Dataset excerpts -
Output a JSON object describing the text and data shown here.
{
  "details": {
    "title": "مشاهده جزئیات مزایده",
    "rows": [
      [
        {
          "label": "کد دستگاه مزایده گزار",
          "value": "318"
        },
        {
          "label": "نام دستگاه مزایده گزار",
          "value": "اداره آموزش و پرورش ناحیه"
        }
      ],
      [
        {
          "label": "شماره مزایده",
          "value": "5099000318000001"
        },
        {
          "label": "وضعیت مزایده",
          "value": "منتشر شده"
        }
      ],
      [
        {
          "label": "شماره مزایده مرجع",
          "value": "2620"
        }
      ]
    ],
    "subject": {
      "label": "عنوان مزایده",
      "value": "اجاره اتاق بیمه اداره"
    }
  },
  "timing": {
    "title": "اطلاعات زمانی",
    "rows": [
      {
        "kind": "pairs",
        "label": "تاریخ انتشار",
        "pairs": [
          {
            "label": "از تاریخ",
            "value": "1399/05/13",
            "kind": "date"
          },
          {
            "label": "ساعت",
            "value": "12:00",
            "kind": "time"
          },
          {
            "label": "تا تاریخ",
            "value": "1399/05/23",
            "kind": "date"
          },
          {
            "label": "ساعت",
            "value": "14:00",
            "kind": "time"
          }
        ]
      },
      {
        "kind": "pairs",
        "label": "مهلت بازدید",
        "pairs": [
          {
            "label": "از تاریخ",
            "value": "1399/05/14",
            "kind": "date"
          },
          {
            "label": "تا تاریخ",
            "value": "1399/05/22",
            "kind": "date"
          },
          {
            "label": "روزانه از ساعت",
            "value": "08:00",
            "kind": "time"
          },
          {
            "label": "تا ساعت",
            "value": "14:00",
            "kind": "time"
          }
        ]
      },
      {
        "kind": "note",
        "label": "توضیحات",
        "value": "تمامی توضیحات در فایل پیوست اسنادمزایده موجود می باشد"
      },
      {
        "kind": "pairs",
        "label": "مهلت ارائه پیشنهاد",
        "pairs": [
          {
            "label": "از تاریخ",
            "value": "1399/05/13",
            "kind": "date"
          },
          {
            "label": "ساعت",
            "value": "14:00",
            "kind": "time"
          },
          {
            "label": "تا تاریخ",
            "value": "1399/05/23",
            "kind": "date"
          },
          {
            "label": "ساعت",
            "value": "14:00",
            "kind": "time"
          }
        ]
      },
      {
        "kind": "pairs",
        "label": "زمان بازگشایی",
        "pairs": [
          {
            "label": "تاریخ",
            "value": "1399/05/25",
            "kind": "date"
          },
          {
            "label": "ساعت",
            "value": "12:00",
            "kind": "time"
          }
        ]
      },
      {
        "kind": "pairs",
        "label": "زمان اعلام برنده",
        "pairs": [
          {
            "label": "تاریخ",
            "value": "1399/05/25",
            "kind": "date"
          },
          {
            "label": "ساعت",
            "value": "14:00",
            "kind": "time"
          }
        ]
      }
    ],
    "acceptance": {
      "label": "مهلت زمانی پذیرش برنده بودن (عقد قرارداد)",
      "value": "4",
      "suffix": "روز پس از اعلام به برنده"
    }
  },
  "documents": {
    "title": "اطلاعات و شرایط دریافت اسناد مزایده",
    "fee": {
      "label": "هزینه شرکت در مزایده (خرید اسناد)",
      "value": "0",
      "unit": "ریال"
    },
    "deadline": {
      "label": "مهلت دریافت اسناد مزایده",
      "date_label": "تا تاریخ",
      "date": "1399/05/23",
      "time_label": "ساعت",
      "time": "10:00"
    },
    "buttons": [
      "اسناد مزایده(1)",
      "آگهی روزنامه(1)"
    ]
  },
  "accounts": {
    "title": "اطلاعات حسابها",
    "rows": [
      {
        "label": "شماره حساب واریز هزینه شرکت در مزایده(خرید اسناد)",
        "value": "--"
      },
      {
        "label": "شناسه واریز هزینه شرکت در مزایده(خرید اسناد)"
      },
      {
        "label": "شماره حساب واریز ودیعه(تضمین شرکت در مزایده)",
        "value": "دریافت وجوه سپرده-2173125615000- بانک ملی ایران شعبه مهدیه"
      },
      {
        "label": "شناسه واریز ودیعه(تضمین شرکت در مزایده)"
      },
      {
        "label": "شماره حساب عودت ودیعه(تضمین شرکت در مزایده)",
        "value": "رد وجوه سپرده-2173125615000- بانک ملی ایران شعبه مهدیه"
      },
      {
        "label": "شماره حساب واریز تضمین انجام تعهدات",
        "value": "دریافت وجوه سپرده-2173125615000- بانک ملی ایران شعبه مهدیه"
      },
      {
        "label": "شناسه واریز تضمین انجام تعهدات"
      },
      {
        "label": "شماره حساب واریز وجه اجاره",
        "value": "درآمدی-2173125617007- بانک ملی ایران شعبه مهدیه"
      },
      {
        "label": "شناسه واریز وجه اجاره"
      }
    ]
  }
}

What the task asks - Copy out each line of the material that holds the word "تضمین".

Task answer -
        "label": "شماره حساب واریز ودیعه(تضمین شرکت در مزایده)",
        "label": "شناسه واریز ودیعه(تضمین شرکت در مزایده)"
        "label": "شماره حساب عودت ودیعه(تضمین شرکت در مزایده)",
        "label": "شماره حساب واریز تضمین انجام تعهدات",
        "label": "شناسه واریز تضمین انجام تعهدات"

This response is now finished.